### Work task
Only lines containing the string "motor" belong in the answer; find them in the records and copy them.

### Excerpted records
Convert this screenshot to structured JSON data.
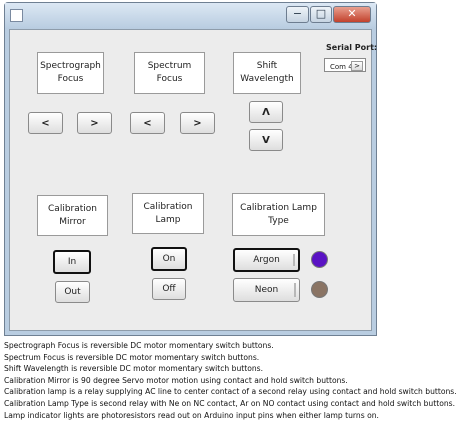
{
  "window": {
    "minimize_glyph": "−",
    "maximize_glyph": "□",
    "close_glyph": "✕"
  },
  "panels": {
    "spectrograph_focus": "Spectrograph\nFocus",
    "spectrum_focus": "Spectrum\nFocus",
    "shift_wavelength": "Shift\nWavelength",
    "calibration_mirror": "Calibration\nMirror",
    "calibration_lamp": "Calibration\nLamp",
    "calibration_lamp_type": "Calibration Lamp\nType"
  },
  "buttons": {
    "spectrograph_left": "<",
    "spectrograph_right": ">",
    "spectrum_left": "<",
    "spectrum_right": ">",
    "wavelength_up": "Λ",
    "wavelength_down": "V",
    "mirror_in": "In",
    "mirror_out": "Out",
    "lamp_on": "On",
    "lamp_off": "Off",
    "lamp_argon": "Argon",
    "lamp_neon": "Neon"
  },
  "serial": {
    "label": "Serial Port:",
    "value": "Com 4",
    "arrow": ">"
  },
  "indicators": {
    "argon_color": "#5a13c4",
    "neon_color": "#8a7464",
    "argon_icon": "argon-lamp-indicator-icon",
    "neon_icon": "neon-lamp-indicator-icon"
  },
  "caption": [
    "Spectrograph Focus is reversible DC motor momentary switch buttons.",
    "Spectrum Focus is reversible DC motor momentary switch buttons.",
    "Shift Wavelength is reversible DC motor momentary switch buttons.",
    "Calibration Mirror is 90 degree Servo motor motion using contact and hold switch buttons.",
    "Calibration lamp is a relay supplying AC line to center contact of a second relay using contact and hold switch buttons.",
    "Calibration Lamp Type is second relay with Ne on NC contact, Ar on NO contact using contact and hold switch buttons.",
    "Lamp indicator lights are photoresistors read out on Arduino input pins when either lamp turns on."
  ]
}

### Finished exercise
    "Spectrograph Focus is reversible DC motor momentary switch buttons.",
    "Spectrum Focus is reversible DC motor momentary switch buttons.",
    "Shift Wavelength is reversible DC motor momentary switch buttons.",
    "Calibration Mirror is 90 degree Servo motor motion using contact and hold switch buttons.",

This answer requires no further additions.